“Hell I don’t. Her mother, my sweet, deceased little sister, never got clean. Like mama-like-daughter, I don’t think Jackie could either. No doubt about it. She’s a user. Let’s go back to the motel. I gotta think about this—how to get her to share her scam with us. After all, I’m family, ain’t I?”
“How are you going to keep busy now that you’re retired?” Jackie asked Goody after she poured another round of brandy. The celebratory coq-a-vin, followed by a delicious flan from Vertigo, one of Portland’s better French restaurants, was an excellent finish to their momentous day.

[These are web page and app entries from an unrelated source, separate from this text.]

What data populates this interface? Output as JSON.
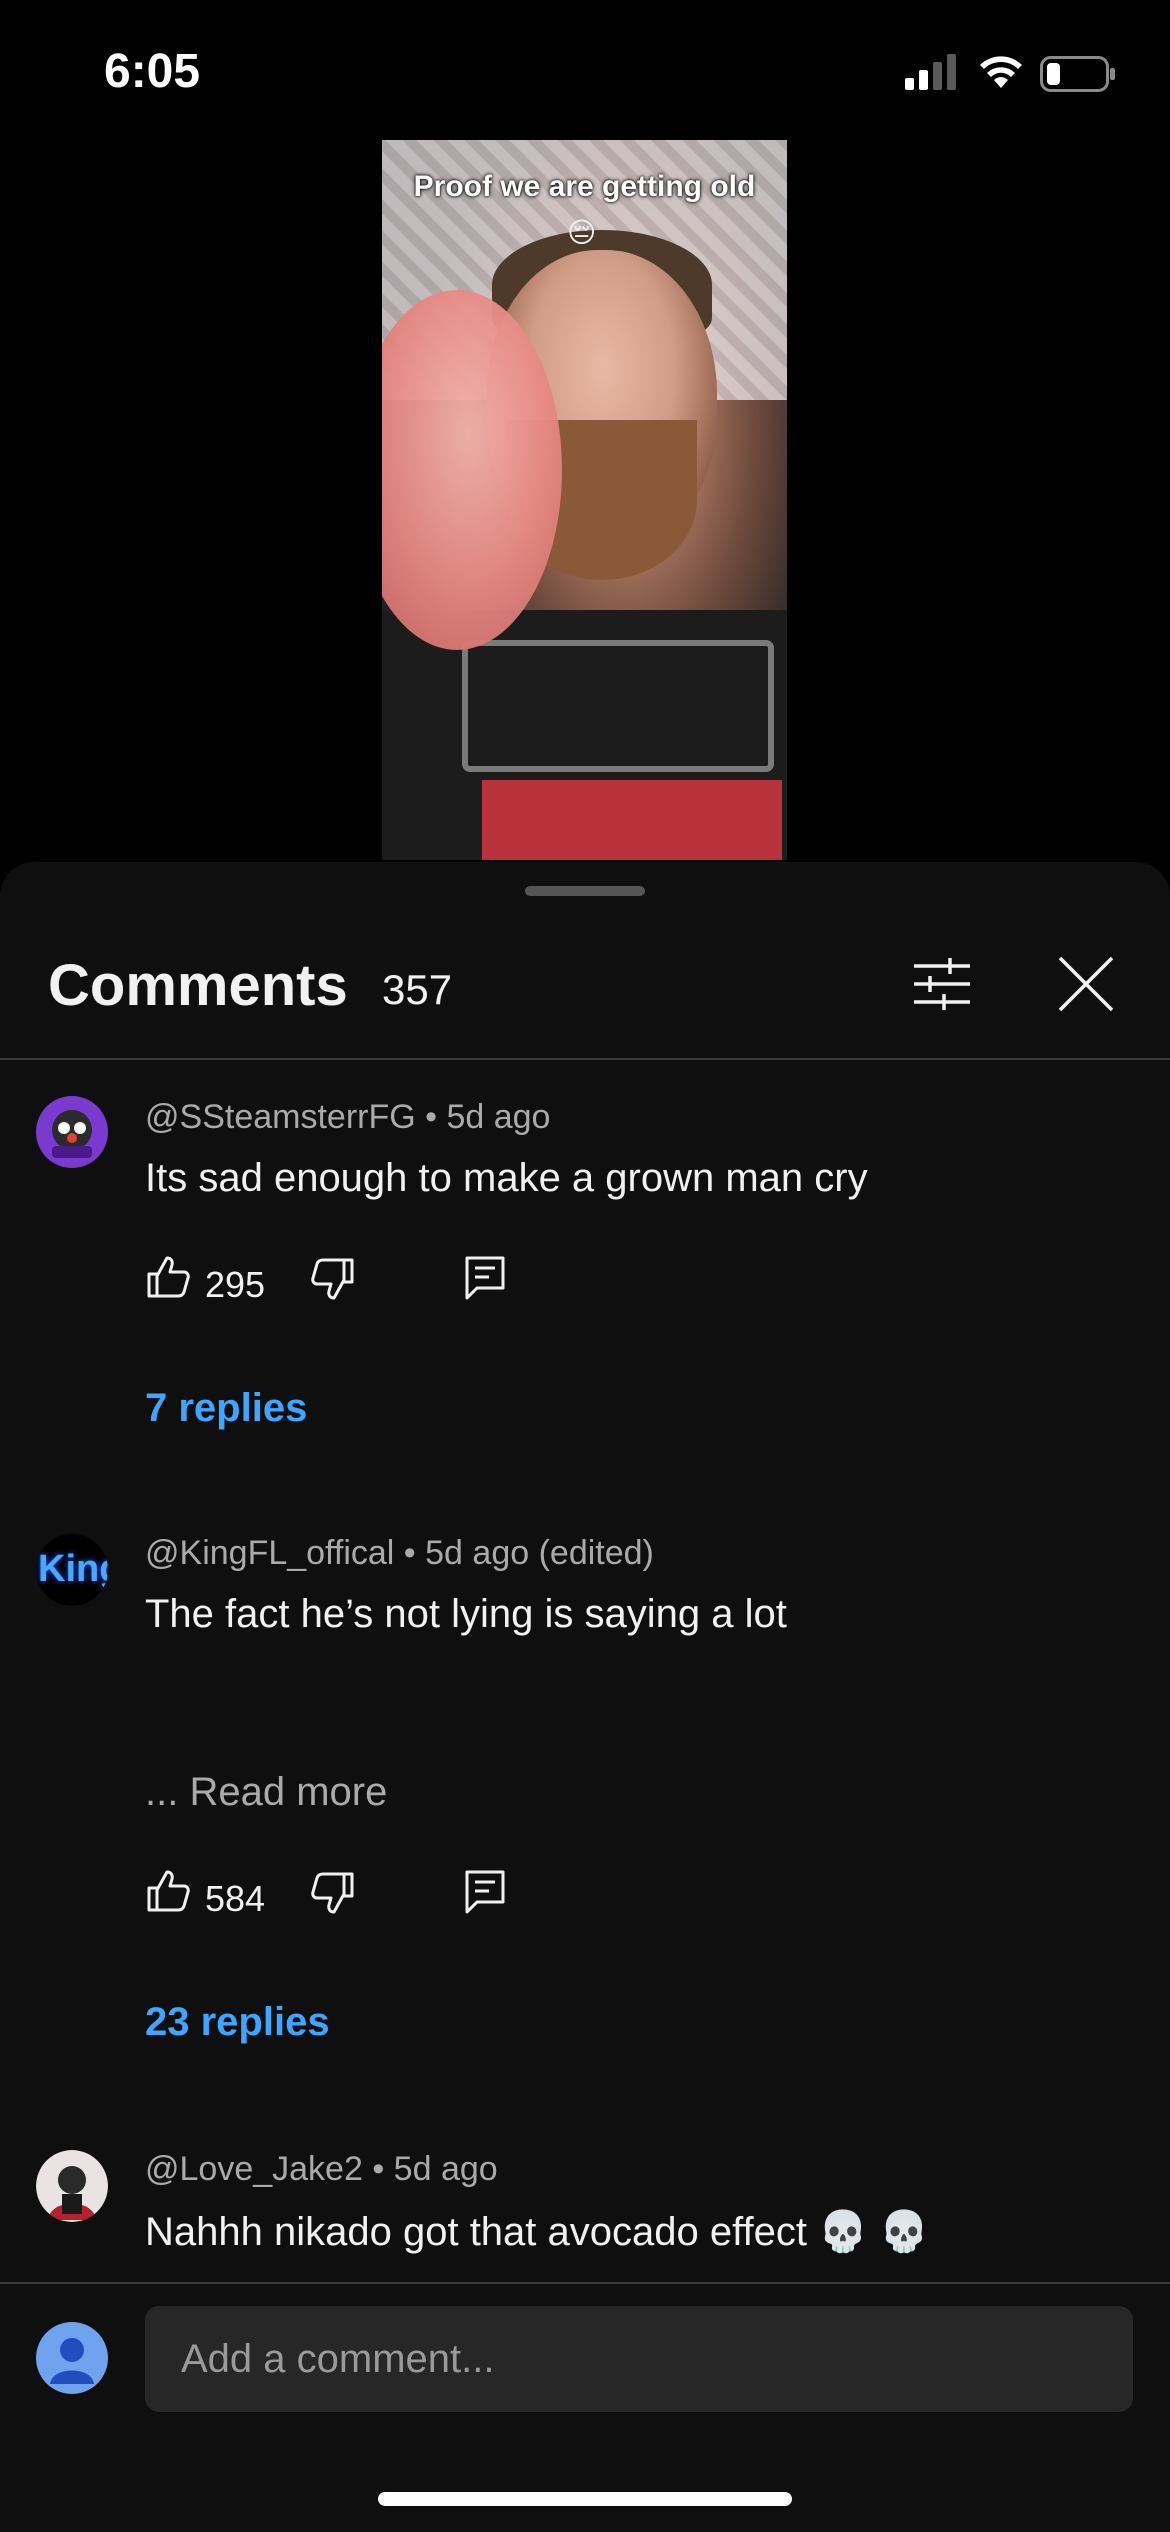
{
  "status_bar": {
    "time": "6:05"
  },
  "video": {
    "caption": "Proof we are getting old",
    "caption_emoji": "😔"
  },
  "comments_panel": {
    "title": "Comments",
    "count": "357",
    "comments": [
      {
        "author": "@SSteamsterrFG",
        "age": "5d ago",
        "meta": "@SSteamsterrFG • 5d ago",
        "text": "Its sad enough to make a grown man cry",
        "likes": "295",
        "replies_label": "7 replies"
      },
      {
        "author": "@KingFL_offical",
        "age": "5d ago (edited)",
        "meta": "@KingFL_offical • 5d ago (edited)",
        "text": "The fact he’s not lying is saying a lot",
        "read_more": "... Read more",
        "likes": "584",
        "replies_label": "23 replies",
        "avatar_text": "King"
      },
      {
        "author": "@Love_Jake2",
        "age": "5d ago",
        "meta": "@Love_Jake2 • 5d ago",
        "text": "Nahhh nikado got that avocado effect 💀 💀"
      }
    ],
    "add_comment_placeholder": "Add a comment..."
  },
  "colors": {
    "background": "#0f0f0f",
    "link_blue": "#3ea6ff",
    "secondary_text": "#aaaaaa"
  }
}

The lights of downtown Portland were mesmerizing, and they both were more relaxed than they’d been in the months leading up to the change in corporate structure.
“Now that I don’t have to think about advertising strategy for your cookies, and all the rest of it, I can concentrate on the Jobs for Homeless Women project I intend to start. Housing is the first priority on the list.” Goody took a sip of the brandy, then stood and walked over to the waist-high stone wall ringing the outer edge of the patio and surveyed the expanse below. She then turned back to her young companion. “I can’t tell you how proud I am of you, Jackie. How happy it makes me that you will run the company on your own. You’ve earned it, and I have complete trust in your ability to continue its success. But it’s been an exhausting day and now I need to go to bed.”
Jackie walked Goody back into the house, hugged her and bid her goodnight. Then she went to her own suite, content knowing there was nothing standing in the way of a satisfying future, doing what she loved, gratified that she’d been able to salvage a respectable life from what otherwise would have been a disaster. That it would be clear sailing from this moment forward.
As Goody and Jackie drifted into the well-earned sleep of contentment, Martha and Bobby were sprawled on the double bed in a ratty room of their ratty motel opening a second pint of Canadian and lighting up their third joint of Oregon prime pot. “It’s simple, Bobby boy. We grab her whenever she leaves that place where she’s staying. You can handle that, can’t you? Like carjacking, right?”
“Yeah, I guess. Whatever you say. Then what? Want me to rough her up?”
“No need for that. Not yet anyway. Once I tell her the score, she’ll do what we want.”
“What if she don’t?”
“We’ll do what it takes, that’s what. Don’t worry about it. You just gotta do what I say. Okay?”
Bobby nodded, took a deep drag, then asked, “When we gonna do it?”
“Tomorrow morning. No point in dragging it out. We’ll get the money and split. Just like that. Easy as can be.”
“Then what?” he asked.
“The good life, Bobby boy. That’s what. The good life.”